« Reply #9 on: April 18, 2014, 10:24:11 PM »
You have lots of time, so that's a definite plus.   But you're also talking about some expensive tools like a ladder big enough to reach a 40ft roof.   That's going to be in the 350-500 neighborhood.   Also, I've never worked with concrete roofing tiles, but I've always been told that they're more of an expert job.   I'm not sure why, but that seems to be the consensus.

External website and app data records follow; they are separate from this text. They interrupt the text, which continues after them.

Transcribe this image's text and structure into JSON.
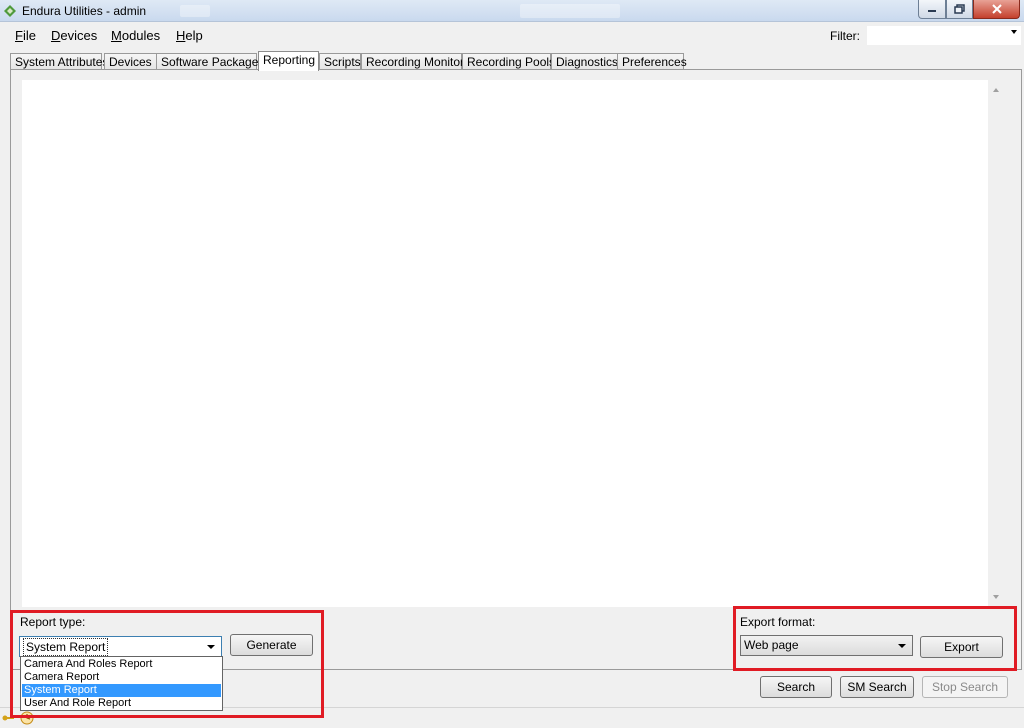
{
  "window": {
    "title": "Endura Utilities - admin",
    "icons": {
      "app": "endura-logo-icon",
      "minimize": "minimize-icon",
      "maximize": "restore-icon",
      "close": "close-icon"
    }
  },
  "menu": {
    "items": [
      {
        "label": "File",
        "mnemonic": "F"
      },
      {
        "label": "Devices",
        "mnemonic": "D"
      },
      {
        "label": "Modules",
        "mnemonic": "M"
      },
      {
        "label": "Help",
        "mnemonic": "H"
      }
    ],
    "filter_label": "Filter:",
    "filter_value": ""
  },
  "tabs": [
    {
      "label": "System Attributes",
      "active": false
    },
    {
      "label": "Devices",
      "active": false
    },
    {
      "label": "Software Packages",
      "active": false
    },
    {
      "label": "Reporting",
      "active": true
    },
    {
      "label": "Scripts",
      "active": false
    },
    {
      "label": "Recording Monitor",
      "active": false
    },
    {
      "label": "Recording Pools",
      "active": false
    },
    {
      "label": "Diagnostics",
      "active": false
    },
    {
      "label": "Preferences",
      "active": false
    }
  ],
  "report": {
    "type_label": "Report type:",
    "selected": "System Report",
    "options": [
      "Camera And Roles Report",
      "Camera Report",
      "System Report",
      "User And Role Report"
    ],
    "generate_label": "Generate"
  },
  "export": {
    "format_label": "Export format:",
    "selected": "Web page",
    "export_label": "Export"
  },
  "search": {
    "search_label": "Search",
    "sm_search_label": "SM Search",
    "stop_search_label": "Stop Search"
  },
  "colors": {
    "highlight": "#e01b24",
    "selection": "#3399ff",
    "window_bg": "#f0f0f0"
  }
}
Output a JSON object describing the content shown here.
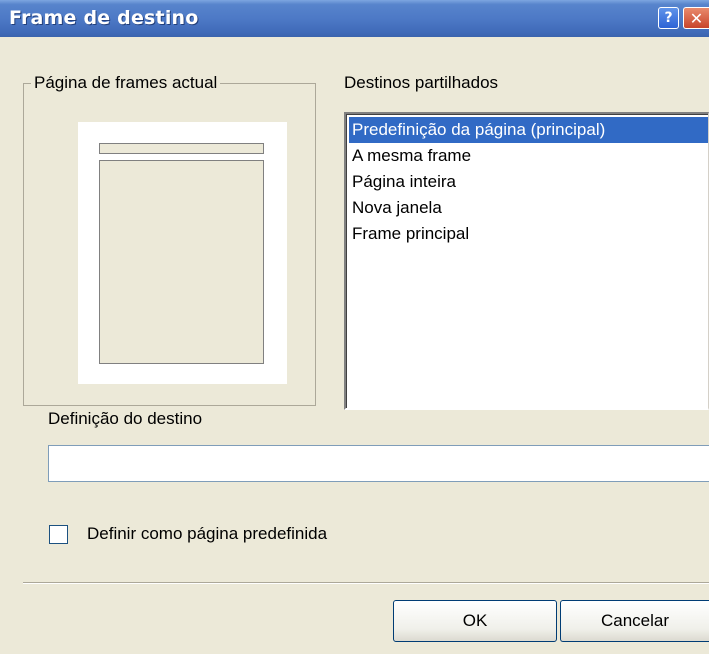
{
  "window": {
    "title": "Frame de destino",
    "help_button": "?",
    "close_button": "✕"
  },
  "current_frames": {
    "legend": "Página de frames actual"
  },
  "shared_targets": {
    "label": "Destinos partilhados",
    "items": [
      {
        "label": "Predefinição da página (principal)",
        "selected": true
      },
      {
        "label": "A mesma frame",
        "selected": false
      },
      {
        "label": "Página inteira",
        "selected": false
      },
      {
        "label": "Nova janela",
        "selected": false
      },
      {
        "label": "Frame principal",
        "selected": false
      }
    ]
  },
  "target_setting": {
    "label": "Definição do destino",
    "value": ""
  },
  "default_checkbox": {
    "label": "Definir como página predefinida",
    "checked": false
  },
  "buttons": {
    "ok": "OK",
    "cancel": "Cancelar"
  },
  "colors": {
    "dialog_bg": "#ece9d8",
    "titlebar": "#4d79c6",
    "selection": "#316ac5"
  }
}
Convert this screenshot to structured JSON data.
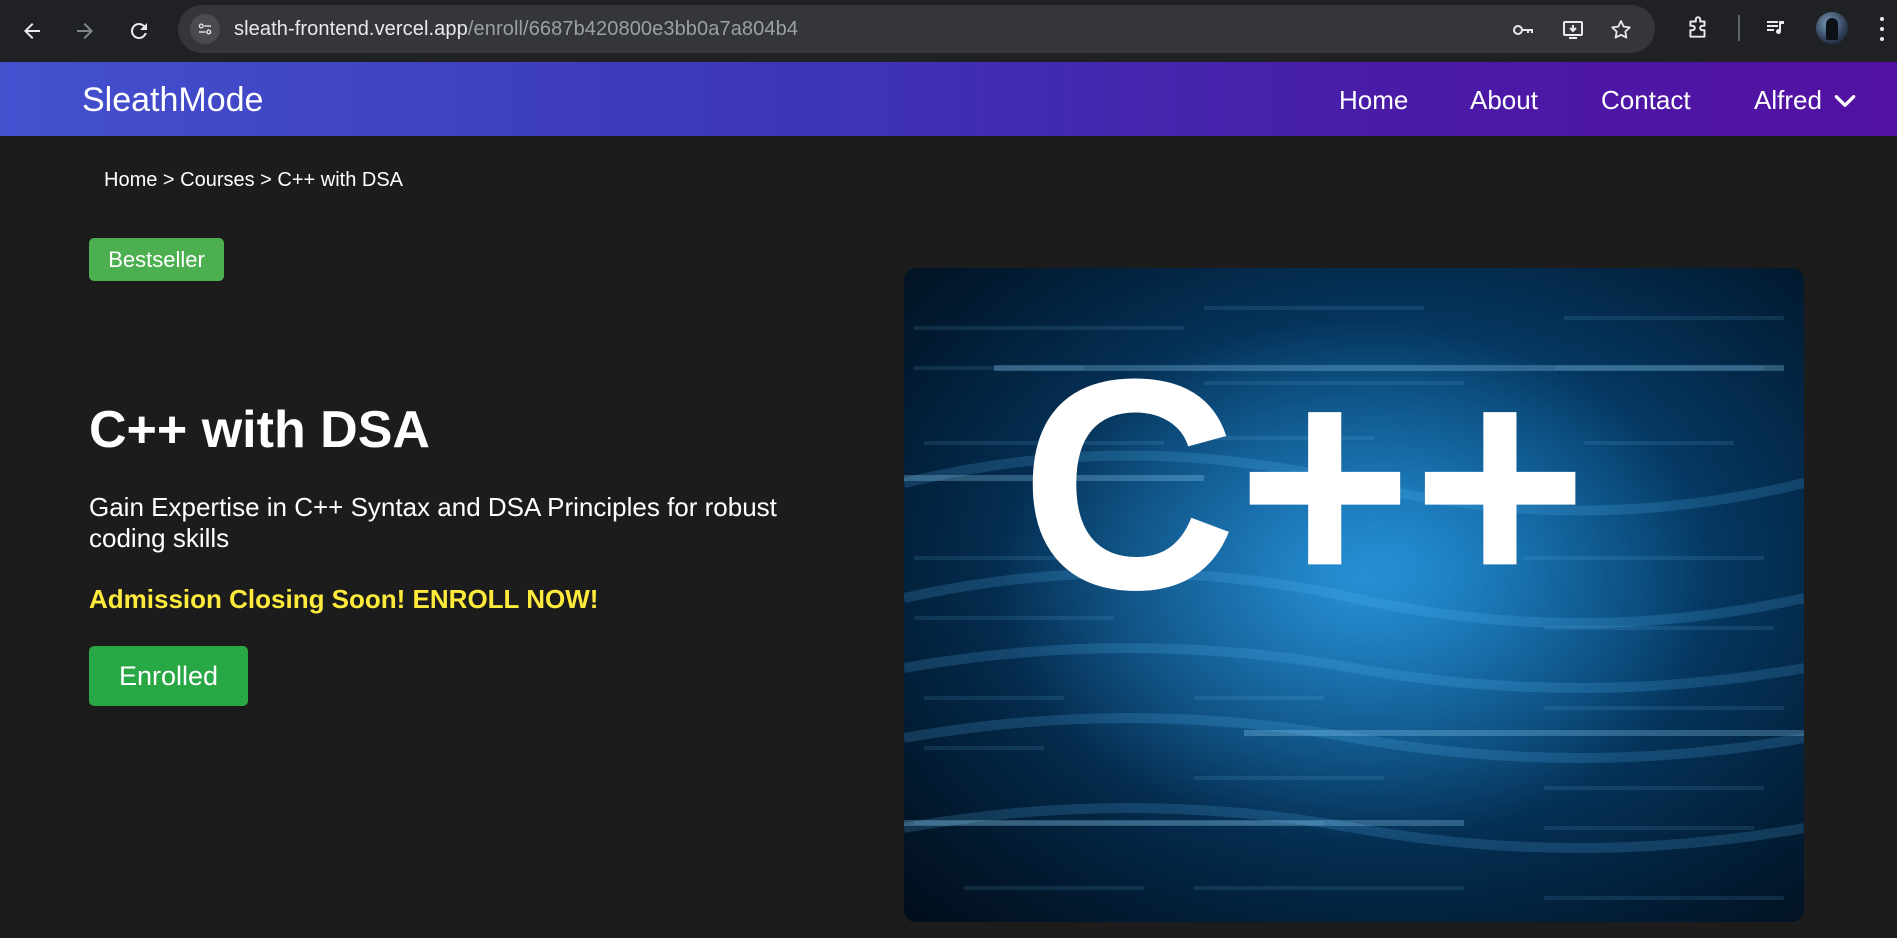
{
  "browser": {
    "url_host": "sleath-frontend.vercel.app",
    "url_path": "/enroll/6687b420800e3bb0a7a804b4"
  },
  "navbar": {
    "brand": "SleathMode",
    "links": [
      "Home",
      "About",
      "Contact"
    ],
    "user_name": "Alfred"
  },
  "breadcrumb": "Home > Courses > C++ with DSA",
  "course": {
    "badge": "Bestseller",
    "title": "C++ with DSA",
    "description": "Gain Expertise in C++ Syntax and DSA Principles for robust coding skills",
    "admission_notice": "Admission Closing Soon! ENROLL NOW!",
    "enroll_button": "Enrolled",
    "image_logo_text": "C++"
  },
  "colors": {
    "badge_green": "#4caf50",
    "button_green": "#28a745",
    "notice_yellow": "#ffeb3b",
    "navbar_start": "#4451cf",
    "navbar_end": "#5211a2",
    "page_bg": "#1c1c1c"
  },
  "icons": [
    "back-icon",
    "forward-icon",
    "reload-icon",
    "site-info-icon",
    "password-key-icon",
    "install-app-icon",
    "bookmark-star-icon",
    "extensions-icon",
    "media-controls-icon",
    "chrome-menu-icon",
    "chevron-down-icon"
  ]
}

Why not price out the tools, and price out a pro.    See if it's even worth it to do yourself after you buy all the specialized equipment.    I ran into this with brake fluid swaps on my civic hybrid.   It's a crazy procedure that involves a pump inside the engine compartment.    If you let it run dry it's crazy expensive replacement.    Did it once and asked, what the hell am I doing?    Now I take it to the dealer and let them do it for a hundred bucks.